  10. 10. <ul><li>UN ECE Water Convention </li></ul><ul><li>Applies to all transboundary waters -> “any surface or ground waters which mark, cross or are located on boundaries between two or more States” (article 1§1) </li></ul><ul><li>Guided by the equitable and reasonable use principle, the precautionary principle and the sustainable development </li></ul><ul><li>Procedural rules giving specific obligations to Riparian countries such as establishing and implementing joint programmes for monitoring </li></ul><ul><li>Reference to numerous agreements in Europe </li></ul>
  11. 11. <ul><li>Revised Protocol on Shared Watercourses </li></ul><ul><li>Based on the UN Watercourse Convention </li></ul><ul><li>TBA considered as high priority : </li></ul><ul><li>Necessary to generate a complete understanding of a transboundary aquifer with adequate groundwater data and information to allow for the implementation of cooperative arrangements, either as part of existing agreements on surface waters or through other modalities </li></ul>
  12. 12. <ul><li>Encouraging sign: </li></ul><ul><li>Arab Ministerial Water Council (AMWC) identified shared water resources as a regional priority, and passed a resolution during its second session in July 2010 to prepare a draft legal framework on shared waters within the Arab Region </li></ul>

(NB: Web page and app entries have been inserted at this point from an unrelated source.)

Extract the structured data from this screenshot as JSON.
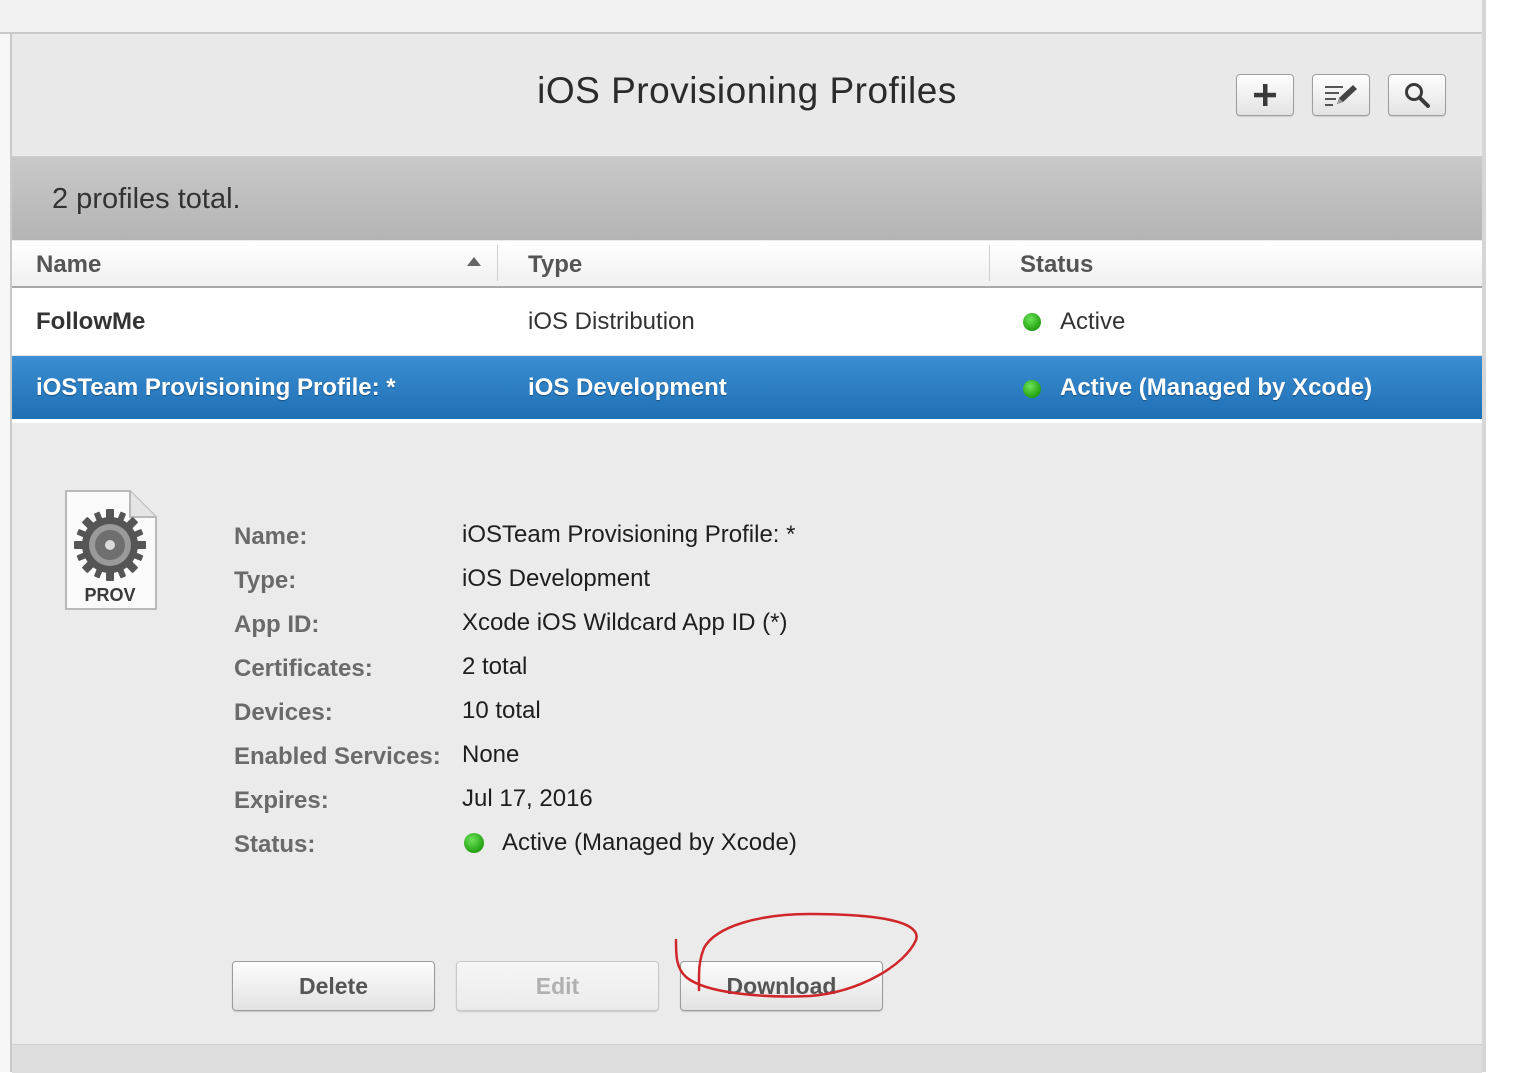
{
  "header": {
    "title": "iOS Provisioning Profiles",
    "tools": [
      {
        "name": "add",
        "icon": "plus-icon"
      },
      {
        "name": "edit",
        "icon": "edit-list-icon"
      },
      {
        "name": "search",
        "icon": "search-icon"
      }
    ]
  },
  "summary": {
    "text": "2 profiles total."
  },
  "table": {
    "columns": [
      "Name",
      "Type",
      "Status"
    ],
    "sort": {
      "column": "Name",
      "direction": "ascending"
    },
    "rows": [
      {
        "name": "FollowMe",
        "type": "iOS Distribution",
        "status": "Active",
        "status_color": "#28a416",
        "selected": false
      },
      {
        "name": "iOSTeam Provisioning Profile: *",
        "type": "iOS Development",
        "status": "Active (Managed by Xcode)",
        "status_color": "#28a416",
        "selected": true
      }
    ]
  },
  "details": {
    "icon": {
      "name": "prov-file-icon",
      "label": "PROV"
    },
    "fields": [
      {
        "label": "Name:",
        "value": "iOSTeam Provisioning Profile: *"
      },
      {
        "label": "Type:",
        "value": "iOS Development"
      },
      {
        "label": "App ID:",
        "value": "Xcode iOS Wildcard App ID (*)"
      },
      {
        "label": "Certificates:",
        "value": "2 total"
      },
      {
        "label": "Devices:",
        "value": "10 total"
      },
      {
        "label": "Enabled Services:",
        "value": "None"
      },
      {
        "label": "Expires:",
        "value": "Jul 17, 2016"
      },
      {
        "label": "Status:",
        "value": "Active (Managed by Xcode)"
      }
    ]
  },
  "actions": {
    "delete_label": "Delete",
    "edit_label": "Edit",
    "download_label": "Download"
  },
  "colors": {
    "selection": "#2a7dc4",
    "status_active": "#28a416",
    "annotation": "#d0262a"
  }
}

  13. 13. IV. Enforcing national capacities and settings <ul><li>Governance of a shared water resource starts at the national level </li></ul><ul><li>-> importance of a proper national institutional and legal setting for water management </li></ul>
  14. 14. Thank you for your attention